I’ve never been to an active volcano before, and I didn’t realize how magical it was. I couldn’t pull myself away from watching the lava churn. As the sky darkened, the lava glowed more and more.

The kids were bored after 5 minutes

It was amazing. I’d make this a stop on my trip again. However, the kids thought otherwise. They were upset that there was no danger, and they weren’t forced to run away from the lava. If you have kids, this an easy way to see a volcano. There is absolutely no hike to this volcano. You hire a taxi from Granada, and they’ll drop you off, wait for you and drive you back. We even convinced our driver to stop so we could pick up some food along the way. This worked for us because we were a family of 5. If you are only one or two people, there are plenty of tours available. As a family of 4 or 5, investigate taking a taxi, we saved $25 and had flexibility in time.

Horse-drawn Carriage Tour of Granada

We took a tour of the city via carriage. This trip cost us about $25, and we spent almost 2 hours on this tour.

There are plenty of carriages to choose from. When you go to the central square, you will have your choice of drivers wanting your business. They all charge the same price, so you can be choosy. We made sure to find someone who spoke excellent English. All the carriages have a number on them, so if you want to have the same tour guide we had, look for carriage 38.
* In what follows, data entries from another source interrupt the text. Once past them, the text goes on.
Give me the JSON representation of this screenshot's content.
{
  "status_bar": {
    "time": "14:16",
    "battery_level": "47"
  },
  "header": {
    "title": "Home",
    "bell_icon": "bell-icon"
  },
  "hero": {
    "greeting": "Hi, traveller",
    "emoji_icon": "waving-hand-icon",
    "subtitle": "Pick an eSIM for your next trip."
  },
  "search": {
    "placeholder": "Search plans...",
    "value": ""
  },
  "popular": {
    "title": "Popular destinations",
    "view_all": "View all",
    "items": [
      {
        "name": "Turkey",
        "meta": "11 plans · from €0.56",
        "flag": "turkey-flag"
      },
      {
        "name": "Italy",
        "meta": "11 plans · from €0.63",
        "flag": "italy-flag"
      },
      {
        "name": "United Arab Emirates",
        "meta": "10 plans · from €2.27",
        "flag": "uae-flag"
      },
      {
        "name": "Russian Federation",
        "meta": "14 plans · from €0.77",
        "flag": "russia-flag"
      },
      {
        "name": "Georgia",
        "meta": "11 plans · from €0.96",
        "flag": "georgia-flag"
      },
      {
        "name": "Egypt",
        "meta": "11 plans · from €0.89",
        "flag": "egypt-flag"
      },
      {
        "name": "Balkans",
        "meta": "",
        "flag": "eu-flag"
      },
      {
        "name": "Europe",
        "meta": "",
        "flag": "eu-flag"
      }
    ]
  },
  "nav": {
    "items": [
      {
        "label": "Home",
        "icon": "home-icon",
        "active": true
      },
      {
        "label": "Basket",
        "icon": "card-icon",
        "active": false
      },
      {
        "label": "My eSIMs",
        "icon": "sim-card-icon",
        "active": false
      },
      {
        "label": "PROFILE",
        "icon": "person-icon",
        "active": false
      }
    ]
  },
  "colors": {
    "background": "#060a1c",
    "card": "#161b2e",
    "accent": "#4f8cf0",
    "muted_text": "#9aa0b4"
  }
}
One of the stops on tour is the chocolate tour. We have been on a lot of these, so I can’t tell you how good it is. The kids kept telling our guide the process. The good news is my gang can explain the process of making chocolate from harvest to finished product.

Time for a Hair Cut

My father was a barber. His brothers were barbers. A few of my cousins are hairstylists. Why the background? Well, for the second time in my life, I received a haircut from a non-family member. It felt like being in my dad’s barbershop over again.

I love the Santa poster in August. It’s never too early to get ready for Christmas!

All in all, we had a fantastic time in Granada. We all enjoyed our time there. Next up, we are going off to Atenas, Costa Rica. Lucky for us, its Ticabus time!

Thanks for reading and Happy adventuring.

Our Next stop: Atenas, Costa Rica

Our Last stop: Las Penitas, Nicaragua